● Prompt:
Lines in the entries below where the word "JSON" shows up should each be copied.

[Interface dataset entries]
══════════
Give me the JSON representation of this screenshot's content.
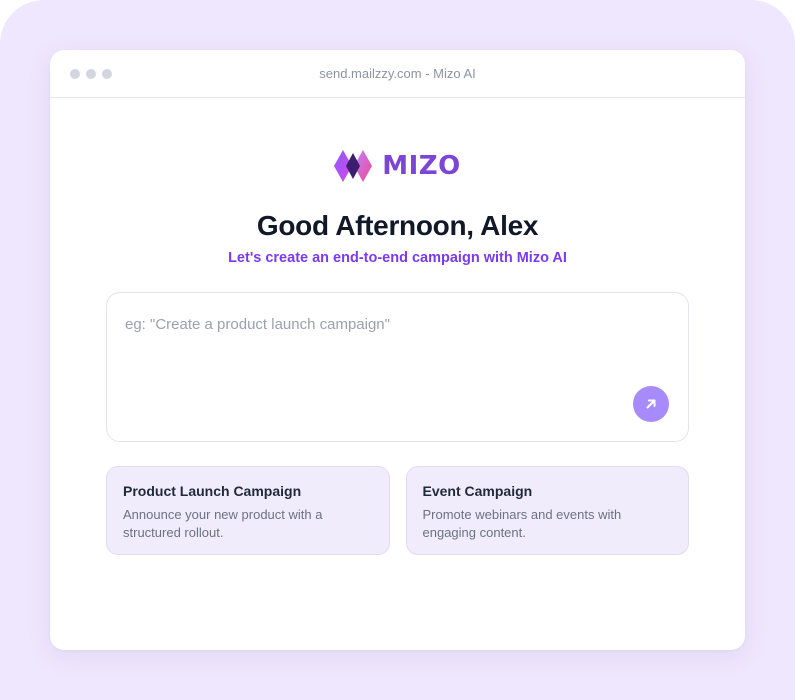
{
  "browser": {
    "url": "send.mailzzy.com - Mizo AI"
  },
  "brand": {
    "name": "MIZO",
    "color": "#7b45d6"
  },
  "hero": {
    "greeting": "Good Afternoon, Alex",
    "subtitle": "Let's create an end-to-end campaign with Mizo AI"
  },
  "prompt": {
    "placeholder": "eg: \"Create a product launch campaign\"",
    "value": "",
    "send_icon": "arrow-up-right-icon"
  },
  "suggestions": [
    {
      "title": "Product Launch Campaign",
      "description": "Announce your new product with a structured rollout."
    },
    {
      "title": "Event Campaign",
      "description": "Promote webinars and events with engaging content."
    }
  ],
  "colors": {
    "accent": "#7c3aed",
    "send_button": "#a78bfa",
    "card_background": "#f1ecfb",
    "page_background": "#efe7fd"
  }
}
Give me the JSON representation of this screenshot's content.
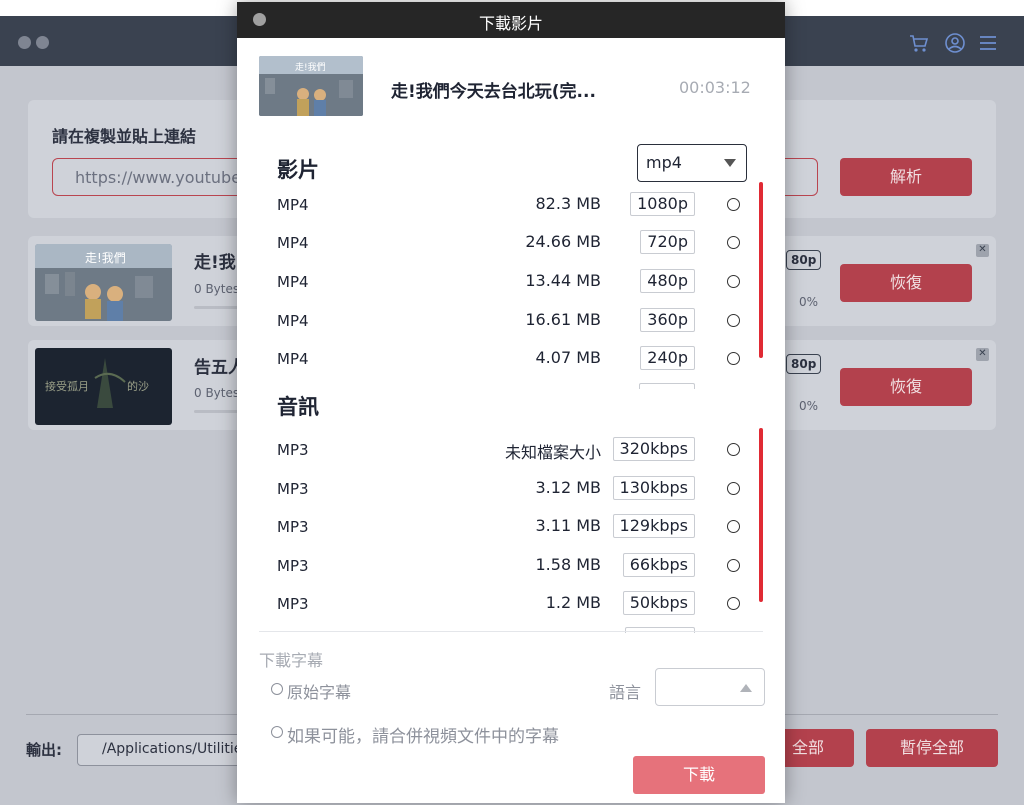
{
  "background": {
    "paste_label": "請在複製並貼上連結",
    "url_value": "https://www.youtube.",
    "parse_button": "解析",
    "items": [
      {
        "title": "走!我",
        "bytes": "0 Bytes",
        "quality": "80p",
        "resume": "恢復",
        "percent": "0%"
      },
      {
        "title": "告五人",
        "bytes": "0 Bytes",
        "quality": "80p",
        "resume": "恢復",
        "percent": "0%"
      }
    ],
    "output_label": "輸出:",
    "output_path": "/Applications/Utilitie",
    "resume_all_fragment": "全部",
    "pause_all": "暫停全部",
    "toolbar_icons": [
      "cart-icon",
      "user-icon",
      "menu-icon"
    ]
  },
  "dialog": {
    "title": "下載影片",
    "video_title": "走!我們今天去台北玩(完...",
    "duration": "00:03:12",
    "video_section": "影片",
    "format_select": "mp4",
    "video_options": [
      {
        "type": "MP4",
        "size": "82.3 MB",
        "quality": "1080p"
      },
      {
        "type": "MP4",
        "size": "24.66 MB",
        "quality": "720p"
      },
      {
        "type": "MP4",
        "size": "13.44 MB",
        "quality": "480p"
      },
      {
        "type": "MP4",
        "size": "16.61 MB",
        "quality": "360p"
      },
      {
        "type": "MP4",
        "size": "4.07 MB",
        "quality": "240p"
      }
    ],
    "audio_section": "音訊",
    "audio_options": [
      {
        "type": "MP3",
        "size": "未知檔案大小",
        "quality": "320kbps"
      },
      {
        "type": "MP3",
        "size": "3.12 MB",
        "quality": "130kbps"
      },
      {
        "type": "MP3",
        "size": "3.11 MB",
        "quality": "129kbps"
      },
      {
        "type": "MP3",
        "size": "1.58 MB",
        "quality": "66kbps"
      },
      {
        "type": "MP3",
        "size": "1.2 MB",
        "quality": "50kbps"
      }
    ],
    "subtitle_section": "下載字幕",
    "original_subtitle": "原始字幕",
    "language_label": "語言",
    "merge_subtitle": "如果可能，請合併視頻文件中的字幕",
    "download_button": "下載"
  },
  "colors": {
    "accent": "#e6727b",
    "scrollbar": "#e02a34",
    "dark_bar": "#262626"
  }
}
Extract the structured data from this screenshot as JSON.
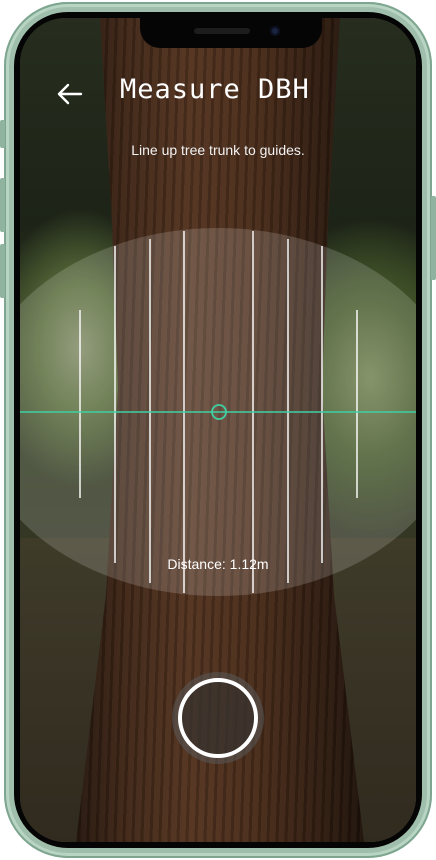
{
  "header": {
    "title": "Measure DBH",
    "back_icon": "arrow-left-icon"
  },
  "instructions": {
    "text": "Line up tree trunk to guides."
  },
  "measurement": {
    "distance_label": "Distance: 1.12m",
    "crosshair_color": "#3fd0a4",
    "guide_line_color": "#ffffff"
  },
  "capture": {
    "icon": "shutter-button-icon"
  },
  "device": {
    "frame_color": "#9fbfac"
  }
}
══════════
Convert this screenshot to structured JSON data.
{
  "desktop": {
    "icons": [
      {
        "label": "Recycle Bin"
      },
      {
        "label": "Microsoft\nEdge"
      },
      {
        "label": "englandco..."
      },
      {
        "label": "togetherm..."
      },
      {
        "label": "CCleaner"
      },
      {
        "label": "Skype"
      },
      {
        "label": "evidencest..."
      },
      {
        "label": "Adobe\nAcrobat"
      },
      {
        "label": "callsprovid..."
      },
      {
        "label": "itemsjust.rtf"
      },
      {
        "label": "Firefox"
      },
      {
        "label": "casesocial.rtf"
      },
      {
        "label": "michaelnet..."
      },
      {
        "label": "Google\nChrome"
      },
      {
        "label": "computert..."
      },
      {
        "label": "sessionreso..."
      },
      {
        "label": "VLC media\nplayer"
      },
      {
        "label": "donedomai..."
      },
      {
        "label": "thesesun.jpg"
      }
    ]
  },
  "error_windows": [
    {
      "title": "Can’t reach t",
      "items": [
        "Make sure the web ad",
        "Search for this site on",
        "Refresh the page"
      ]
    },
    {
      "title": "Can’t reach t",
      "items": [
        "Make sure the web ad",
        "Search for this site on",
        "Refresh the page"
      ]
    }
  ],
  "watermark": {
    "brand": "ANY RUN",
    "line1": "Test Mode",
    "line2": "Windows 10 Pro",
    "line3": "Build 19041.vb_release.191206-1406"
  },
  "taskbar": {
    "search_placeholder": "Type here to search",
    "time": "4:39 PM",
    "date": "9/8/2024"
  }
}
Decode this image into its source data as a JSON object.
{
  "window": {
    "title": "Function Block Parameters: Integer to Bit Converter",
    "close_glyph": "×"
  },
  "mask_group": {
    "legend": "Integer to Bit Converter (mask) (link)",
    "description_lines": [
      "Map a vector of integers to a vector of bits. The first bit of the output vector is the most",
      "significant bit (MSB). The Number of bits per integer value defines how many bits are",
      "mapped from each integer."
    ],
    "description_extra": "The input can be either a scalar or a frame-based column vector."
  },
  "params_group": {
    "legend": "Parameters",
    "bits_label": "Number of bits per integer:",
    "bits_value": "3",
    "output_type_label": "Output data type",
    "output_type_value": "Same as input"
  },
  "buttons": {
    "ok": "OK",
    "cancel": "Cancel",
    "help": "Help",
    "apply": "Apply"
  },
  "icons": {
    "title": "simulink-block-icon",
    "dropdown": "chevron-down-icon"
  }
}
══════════
● Answer to this task:
Give me the JSON representation of this screenshot's content.
Give me the JSON representation of this screenshot's content.
Extract the structured data from this screenshot as JSON.
Convert this screenshot to structured JSON data.
Decode this image into its source data as a JSON object.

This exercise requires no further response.